Dataset rows for apps and sites:
━━━━━━━━━━━━━━━━━━━━
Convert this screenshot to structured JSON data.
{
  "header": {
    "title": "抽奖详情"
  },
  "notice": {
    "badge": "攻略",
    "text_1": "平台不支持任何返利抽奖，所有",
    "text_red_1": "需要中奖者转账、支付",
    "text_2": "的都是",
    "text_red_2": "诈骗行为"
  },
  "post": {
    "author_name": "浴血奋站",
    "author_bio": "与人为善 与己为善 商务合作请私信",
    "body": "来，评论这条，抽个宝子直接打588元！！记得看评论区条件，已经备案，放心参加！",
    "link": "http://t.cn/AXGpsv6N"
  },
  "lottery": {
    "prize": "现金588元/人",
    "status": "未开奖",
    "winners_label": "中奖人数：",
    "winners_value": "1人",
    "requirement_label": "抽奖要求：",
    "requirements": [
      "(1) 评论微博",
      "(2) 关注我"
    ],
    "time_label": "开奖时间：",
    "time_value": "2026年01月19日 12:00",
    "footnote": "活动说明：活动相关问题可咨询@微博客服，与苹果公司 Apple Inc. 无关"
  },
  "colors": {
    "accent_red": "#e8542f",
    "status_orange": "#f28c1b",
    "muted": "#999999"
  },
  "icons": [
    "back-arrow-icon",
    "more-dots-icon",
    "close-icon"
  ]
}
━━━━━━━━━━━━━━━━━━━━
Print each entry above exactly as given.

Convert this screenshot to structured JSON data.
{
  "header": {
    "title": "抽奖详情"
  },
  "notice": {
    "badge": "攻略",
    "text_1": "平台不支持任何返利抽奖，所有",
    "text_red_1": "需要中奖者转账、支付",
    "text_2": "的都是",
    "text_red_2": "诈骗行为"
  },
  "post": {
    "author_name": "浴血奋站",
    "author_bio": "与人为善 与己为善 商务合作请私信",
    "body": "来，评论这条，抽个宝子直接打588元！！记得看评论区条件，已经备案，放心参加！",
    "link": "http://t.cn/AXGpsv6N"
  },
  "lottery": {
    "prize": "现金588元/人",
    "status": "未开奖",
    "winners_label": "中奖人数：",
    "winners_value": "1人",
    "requirement_label": "抽奖要求：",
    "requirements": [
      "(1) 评论微博",
      "(2) 关注我"
    ],
    "time_label": "开奖时间：",
    "time_value": "2026年01月19日 12:00",
    "footnote": "活动说明：活动相关问题可咨询@微博客服，与苹果公司 Apple Inc. 无关"
  },
  "colors": {
    "accent_red": "#e8542f",
    "status_orange": "#f28c1b",
    "muted": "#999999"
  },
  "icons": [
    "back-arrow-icon",
    "more-dots-icon",
    "close-icon"
  ]
}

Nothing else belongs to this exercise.